WHAT YOU NEED TO DO: Search the records for "this". Copy every line where it appears.

Page and application data records:
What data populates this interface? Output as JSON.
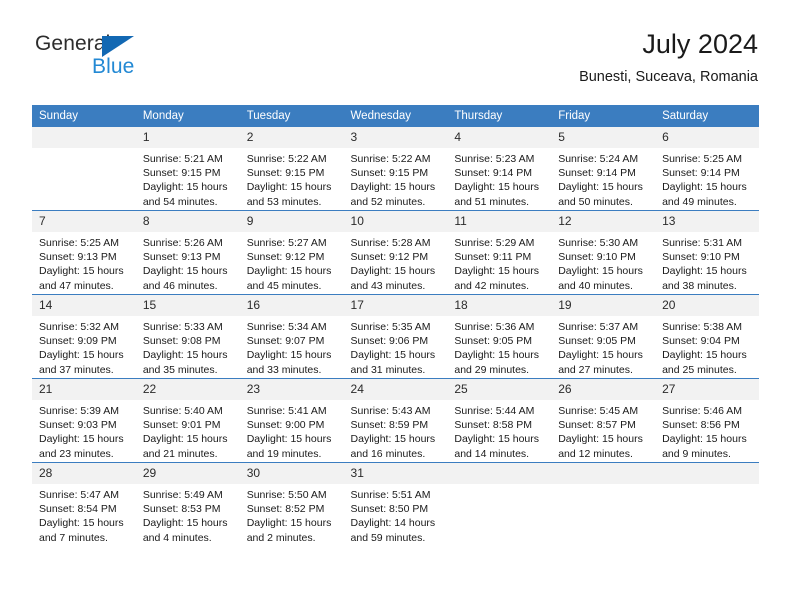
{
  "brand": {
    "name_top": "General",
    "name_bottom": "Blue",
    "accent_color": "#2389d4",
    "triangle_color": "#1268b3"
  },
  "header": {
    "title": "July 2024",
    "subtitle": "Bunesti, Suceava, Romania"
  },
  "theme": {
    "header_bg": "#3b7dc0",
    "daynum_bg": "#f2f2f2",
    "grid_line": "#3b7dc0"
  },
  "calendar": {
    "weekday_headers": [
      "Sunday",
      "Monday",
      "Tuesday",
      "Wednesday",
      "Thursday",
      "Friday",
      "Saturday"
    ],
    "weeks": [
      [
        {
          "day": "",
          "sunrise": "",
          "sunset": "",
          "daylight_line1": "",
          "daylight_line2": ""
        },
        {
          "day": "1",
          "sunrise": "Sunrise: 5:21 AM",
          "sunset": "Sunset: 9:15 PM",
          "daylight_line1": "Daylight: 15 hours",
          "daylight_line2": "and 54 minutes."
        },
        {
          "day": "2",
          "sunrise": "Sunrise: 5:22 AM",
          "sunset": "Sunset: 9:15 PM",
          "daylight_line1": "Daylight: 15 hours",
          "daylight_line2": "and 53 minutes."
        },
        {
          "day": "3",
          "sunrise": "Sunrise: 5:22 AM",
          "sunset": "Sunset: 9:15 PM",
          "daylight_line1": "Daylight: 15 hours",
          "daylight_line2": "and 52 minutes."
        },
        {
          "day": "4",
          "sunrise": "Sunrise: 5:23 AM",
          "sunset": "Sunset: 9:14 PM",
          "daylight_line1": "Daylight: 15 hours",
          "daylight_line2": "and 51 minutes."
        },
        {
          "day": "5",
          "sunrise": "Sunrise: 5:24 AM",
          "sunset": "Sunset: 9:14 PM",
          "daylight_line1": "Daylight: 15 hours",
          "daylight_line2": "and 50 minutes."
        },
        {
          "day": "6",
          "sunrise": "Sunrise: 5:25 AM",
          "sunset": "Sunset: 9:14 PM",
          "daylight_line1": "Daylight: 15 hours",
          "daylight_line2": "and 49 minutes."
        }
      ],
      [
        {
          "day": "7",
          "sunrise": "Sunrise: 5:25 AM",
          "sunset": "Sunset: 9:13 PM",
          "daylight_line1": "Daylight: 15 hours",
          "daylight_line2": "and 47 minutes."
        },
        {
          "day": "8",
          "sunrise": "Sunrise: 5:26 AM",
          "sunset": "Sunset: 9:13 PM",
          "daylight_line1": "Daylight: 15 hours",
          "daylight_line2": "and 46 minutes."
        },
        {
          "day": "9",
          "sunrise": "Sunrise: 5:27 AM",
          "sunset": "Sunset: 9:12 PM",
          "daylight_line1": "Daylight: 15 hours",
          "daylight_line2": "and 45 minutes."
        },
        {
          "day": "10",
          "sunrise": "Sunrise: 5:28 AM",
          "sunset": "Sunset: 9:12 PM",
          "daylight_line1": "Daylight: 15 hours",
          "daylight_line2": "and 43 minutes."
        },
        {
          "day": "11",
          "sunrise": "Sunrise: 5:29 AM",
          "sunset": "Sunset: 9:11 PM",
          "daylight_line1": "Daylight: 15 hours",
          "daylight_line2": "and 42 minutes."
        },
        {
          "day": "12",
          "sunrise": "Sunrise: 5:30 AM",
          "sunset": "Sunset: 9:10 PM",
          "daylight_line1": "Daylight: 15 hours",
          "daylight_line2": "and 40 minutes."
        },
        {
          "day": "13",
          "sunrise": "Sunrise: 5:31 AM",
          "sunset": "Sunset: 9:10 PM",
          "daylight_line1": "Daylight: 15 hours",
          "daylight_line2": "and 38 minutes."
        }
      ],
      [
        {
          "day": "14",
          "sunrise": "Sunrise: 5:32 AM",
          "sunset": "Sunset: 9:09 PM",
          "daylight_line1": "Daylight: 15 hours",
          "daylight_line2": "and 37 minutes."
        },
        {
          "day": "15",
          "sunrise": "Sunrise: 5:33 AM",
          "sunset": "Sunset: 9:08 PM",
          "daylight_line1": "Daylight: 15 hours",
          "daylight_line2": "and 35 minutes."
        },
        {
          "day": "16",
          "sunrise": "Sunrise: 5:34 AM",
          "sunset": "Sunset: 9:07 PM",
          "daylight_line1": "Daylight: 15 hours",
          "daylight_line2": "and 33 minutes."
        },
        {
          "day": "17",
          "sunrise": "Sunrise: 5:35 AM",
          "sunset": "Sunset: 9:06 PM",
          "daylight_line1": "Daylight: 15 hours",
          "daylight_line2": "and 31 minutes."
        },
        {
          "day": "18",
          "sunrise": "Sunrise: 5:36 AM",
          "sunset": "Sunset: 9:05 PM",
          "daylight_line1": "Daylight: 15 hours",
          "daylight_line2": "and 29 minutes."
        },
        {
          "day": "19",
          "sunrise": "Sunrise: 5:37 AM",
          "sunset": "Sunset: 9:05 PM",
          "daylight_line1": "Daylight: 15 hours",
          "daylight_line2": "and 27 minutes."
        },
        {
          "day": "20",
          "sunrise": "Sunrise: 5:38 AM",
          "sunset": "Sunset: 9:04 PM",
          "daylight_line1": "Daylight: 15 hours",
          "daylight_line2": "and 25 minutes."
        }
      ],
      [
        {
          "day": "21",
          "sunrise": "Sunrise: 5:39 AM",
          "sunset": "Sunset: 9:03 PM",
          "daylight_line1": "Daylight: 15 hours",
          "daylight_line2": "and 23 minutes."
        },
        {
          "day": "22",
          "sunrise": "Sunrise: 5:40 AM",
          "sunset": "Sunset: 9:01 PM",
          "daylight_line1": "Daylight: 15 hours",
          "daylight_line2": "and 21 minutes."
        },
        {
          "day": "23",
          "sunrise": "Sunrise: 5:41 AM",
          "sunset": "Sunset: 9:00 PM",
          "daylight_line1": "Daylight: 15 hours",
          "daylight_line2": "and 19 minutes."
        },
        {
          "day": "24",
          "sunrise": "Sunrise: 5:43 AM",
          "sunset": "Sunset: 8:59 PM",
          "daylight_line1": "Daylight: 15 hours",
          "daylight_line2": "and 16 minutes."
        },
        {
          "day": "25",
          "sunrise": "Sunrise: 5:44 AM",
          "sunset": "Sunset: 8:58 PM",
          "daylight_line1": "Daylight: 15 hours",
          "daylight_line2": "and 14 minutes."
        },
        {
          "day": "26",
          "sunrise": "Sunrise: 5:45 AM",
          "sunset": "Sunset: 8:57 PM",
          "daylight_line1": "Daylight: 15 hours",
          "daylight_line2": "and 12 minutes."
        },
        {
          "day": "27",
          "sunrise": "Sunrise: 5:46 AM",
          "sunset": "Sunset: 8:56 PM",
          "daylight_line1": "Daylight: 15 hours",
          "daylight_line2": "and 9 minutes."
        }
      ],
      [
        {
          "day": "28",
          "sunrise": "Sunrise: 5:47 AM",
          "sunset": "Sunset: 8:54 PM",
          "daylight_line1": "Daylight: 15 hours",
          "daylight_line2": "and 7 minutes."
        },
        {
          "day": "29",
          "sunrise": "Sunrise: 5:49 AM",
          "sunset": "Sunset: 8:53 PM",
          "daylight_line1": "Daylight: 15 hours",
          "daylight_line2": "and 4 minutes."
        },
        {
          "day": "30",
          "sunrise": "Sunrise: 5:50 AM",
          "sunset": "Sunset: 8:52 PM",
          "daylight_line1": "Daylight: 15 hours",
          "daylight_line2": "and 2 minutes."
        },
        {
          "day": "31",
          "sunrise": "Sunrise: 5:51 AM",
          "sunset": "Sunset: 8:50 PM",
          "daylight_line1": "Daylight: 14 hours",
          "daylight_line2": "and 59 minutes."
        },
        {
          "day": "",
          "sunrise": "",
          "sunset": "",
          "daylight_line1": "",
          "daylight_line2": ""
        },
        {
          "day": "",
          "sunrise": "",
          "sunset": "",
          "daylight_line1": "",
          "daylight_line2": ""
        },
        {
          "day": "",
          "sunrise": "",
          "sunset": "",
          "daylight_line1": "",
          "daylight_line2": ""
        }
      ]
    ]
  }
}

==

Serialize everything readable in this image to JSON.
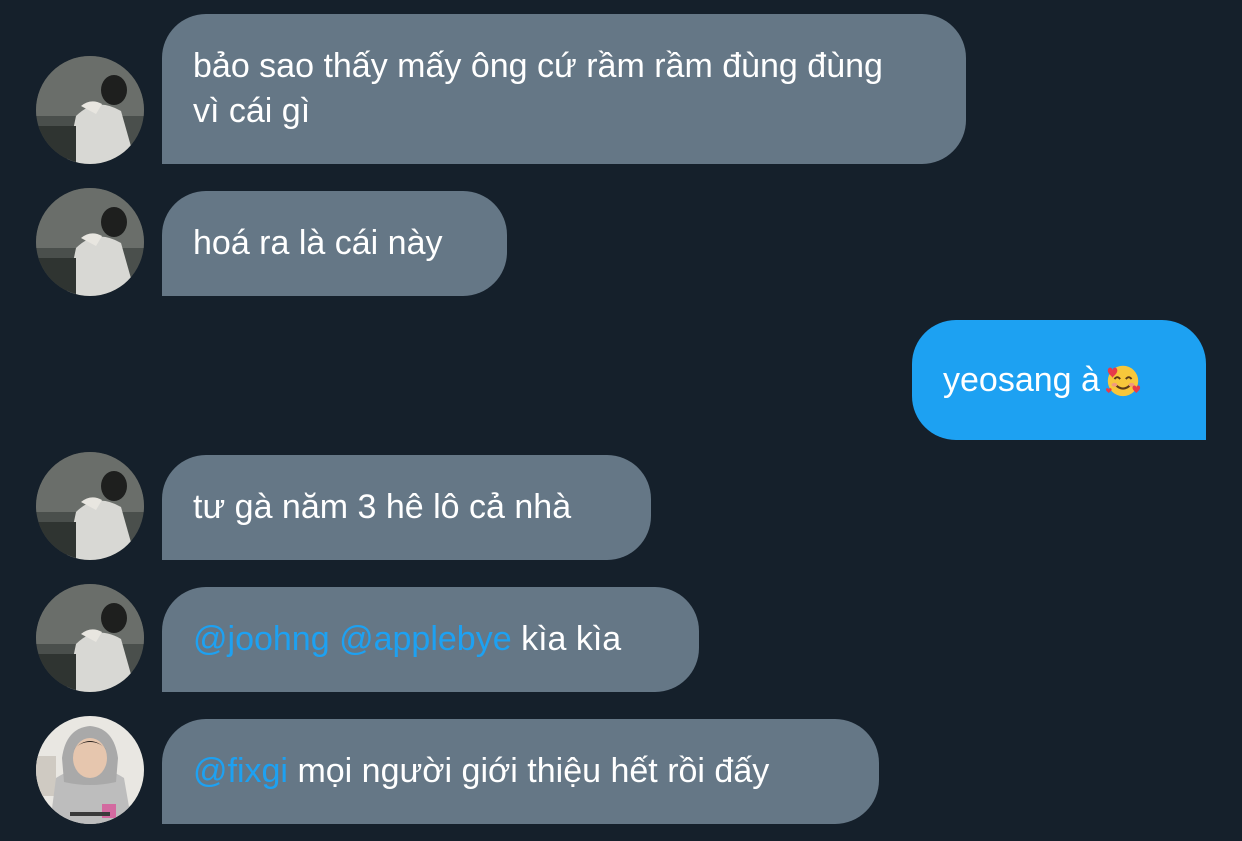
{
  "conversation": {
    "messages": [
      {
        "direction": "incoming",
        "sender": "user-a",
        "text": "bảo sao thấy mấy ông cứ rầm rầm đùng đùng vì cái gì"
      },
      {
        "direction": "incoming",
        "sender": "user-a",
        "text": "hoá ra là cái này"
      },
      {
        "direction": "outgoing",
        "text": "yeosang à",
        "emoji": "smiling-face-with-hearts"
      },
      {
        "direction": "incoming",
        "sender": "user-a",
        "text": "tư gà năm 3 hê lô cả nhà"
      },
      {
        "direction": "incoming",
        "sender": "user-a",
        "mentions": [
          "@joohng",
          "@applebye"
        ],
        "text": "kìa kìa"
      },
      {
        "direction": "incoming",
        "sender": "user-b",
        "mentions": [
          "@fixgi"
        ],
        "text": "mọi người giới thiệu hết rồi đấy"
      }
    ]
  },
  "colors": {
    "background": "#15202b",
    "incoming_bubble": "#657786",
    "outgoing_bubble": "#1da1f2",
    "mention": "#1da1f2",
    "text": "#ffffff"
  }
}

ANSWER SECTION:
What data populates this interface? Output as JSON.
Serialize everything readable in this image to JSON.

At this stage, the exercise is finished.